• _PROVIDED MATERIAL_:
++++++

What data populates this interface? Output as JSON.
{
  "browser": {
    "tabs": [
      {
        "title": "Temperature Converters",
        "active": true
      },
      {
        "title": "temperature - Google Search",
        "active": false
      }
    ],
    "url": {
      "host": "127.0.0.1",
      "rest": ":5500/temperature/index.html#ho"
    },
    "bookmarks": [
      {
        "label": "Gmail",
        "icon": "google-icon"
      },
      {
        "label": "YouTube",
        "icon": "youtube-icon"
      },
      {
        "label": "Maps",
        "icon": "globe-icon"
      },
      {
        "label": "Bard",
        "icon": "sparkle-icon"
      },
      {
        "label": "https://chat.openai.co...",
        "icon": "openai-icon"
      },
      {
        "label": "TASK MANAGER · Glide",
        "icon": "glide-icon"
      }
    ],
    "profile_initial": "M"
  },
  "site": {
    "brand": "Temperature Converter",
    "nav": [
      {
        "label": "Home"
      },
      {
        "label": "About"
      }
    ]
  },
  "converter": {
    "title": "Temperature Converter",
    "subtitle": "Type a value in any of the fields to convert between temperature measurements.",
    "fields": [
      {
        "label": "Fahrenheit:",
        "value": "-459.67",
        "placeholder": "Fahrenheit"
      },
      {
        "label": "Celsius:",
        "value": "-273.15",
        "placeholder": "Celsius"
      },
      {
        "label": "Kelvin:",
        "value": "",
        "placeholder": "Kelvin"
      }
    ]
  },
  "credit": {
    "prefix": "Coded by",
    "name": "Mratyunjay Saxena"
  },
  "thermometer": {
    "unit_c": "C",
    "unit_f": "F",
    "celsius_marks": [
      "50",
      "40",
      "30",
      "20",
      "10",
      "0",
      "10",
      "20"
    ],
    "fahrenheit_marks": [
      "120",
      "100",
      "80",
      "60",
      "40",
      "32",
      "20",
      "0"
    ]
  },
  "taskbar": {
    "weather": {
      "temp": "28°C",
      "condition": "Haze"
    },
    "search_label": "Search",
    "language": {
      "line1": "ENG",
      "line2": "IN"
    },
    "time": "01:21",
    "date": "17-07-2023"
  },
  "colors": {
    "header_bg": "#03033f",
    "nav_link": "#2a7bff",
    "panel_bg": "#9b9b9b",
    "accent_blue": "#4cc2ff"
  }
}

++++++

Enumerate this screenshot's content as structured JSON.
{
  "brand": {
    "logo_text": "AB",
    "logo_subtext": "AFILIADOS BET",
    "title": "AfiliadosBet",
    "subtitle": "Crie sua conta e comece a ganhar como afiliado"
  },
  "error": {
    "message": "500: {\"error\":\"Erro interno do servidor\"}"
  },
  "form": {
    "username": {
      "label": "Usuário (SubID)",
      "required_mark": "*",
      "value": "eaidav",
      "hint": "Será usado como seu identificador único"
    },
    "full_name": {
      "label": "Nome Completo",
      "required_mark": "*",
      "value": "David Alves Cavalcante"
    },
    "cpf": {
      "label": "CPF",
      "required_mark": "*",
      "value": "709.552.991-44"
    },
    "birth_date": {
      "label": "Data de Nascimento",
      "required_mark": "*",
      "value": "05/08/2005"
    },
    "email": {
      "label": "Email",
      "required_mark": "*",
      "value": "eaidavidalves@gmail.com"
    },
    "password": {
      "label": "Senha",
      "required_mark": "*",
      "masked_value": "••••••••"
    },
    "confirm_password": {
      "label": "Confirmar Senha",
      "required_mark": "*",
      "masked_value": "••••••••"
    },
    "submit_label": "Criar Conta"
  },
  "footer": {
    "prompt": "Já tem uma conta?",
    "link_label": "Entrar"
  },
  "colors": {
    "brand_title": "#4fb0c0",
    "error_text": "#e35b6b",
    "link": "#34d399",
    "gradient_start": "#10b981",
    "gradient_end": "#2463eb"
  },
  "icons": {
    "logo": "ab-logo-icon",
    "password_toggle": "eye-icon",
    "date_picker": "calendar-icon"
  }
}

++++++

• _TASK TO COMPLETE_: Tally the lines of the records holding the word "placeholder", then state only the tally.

• _OUTPUT OF THE EXERCISE_: 3